(Beginning of RECORDS SHOWN)

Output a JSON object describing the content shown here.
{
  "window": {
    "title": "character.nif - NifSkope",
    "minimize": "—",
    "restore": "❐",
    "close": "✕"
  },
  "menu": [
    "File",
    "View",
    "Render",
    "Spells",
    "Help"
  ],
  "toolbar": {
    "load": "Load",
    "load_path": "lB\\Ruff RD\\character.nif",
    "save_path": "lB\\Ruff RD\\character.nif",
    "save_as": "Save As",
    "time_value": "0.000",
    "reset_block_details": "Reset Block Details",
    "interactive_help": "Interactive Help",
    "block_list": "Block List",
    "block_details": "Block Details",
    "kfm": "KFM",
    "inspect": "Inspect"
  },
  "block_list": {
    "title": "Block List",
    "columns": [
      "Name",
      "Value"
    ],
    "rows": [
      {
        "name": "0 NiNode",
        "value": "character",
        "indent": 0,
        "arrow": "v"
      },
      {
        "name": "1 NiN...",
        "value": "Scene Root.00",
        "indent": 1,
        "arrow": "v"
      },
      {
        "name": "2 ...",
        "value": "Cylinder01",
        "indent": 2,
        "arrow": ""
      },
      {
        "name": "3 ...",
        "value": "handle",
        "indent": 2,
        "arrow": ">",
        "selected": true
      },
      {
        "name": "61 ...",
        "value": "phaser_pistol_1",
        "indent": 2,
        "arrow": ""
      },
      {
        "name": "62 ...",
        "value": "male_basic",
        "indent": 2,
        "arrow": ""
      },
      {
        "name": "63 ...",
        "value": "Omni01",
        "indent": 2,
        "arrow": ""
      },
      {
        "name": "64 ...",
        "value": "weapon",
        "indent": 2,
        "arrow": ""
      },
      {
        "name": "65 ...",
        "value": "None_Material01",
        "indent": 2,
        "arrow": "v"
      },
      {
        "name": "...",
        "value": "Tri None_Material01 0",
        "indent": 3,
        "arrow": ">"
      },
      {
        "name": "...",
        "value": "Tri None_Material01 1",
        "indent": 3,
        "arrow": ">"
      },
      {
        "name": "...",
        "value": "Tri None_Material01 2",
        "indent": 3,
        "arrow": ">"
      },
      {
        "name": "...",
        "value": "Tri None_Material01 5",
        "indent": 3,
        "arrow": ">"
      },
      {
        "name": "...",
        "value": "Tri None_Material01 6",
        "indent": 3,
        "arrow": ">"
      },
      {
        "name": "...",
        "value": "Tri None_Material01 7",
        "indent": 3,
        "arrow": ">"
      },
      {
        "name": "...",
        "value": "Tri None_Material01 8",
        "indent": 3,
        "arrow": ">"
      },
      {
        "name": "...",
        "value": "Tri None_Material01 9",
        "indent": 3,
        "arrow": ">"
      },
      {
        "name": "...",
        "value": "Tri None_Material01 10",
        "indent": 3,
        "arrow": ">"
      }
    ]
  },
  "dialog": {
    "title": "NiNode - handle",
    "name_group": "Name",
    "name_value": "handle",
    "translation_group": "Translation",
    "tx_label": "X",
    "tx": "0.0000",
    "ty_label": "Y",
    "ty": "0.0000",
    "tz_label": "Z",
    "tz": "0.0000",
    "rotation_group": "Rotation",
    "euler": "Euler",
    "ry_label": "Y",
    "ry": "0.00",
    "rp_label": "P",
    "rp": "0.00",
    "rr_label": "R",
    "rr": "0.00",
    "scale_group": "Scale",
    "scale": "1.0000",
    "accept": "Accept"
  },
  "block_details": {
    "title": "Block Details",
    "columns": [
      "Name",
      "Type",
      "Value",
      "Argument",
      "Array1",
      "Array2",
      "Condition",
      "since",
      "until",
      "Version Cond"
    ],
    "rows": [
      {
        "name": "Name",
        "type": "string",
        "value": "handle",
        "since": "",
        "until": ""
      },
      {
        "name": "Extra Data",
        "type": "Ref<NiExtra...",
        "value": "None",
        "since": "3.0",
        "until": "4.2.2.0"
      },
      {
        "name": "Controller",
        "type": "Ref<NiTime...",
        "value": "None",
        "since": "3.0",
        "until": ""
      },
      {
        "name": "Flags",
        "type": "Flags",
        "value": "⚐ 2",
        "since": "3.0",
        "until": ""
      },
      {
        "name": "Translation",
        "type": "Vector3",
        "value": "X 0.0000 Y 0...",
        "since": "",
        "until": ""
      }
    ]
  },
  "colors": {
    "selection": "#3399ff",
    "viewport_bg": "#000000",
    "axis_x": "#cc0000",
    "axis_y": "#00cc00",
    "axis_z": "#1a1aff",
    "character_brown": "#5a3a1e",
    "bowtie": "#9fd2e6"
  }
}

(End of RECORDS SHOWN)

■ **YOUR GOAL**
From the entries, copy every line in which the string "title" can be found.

■ **OUTPUT BELOW**
    "title": "character.nif - NifSkope",
    "title": "Block List",
    "title": "NiNode - handle",
    "title": "Block Details",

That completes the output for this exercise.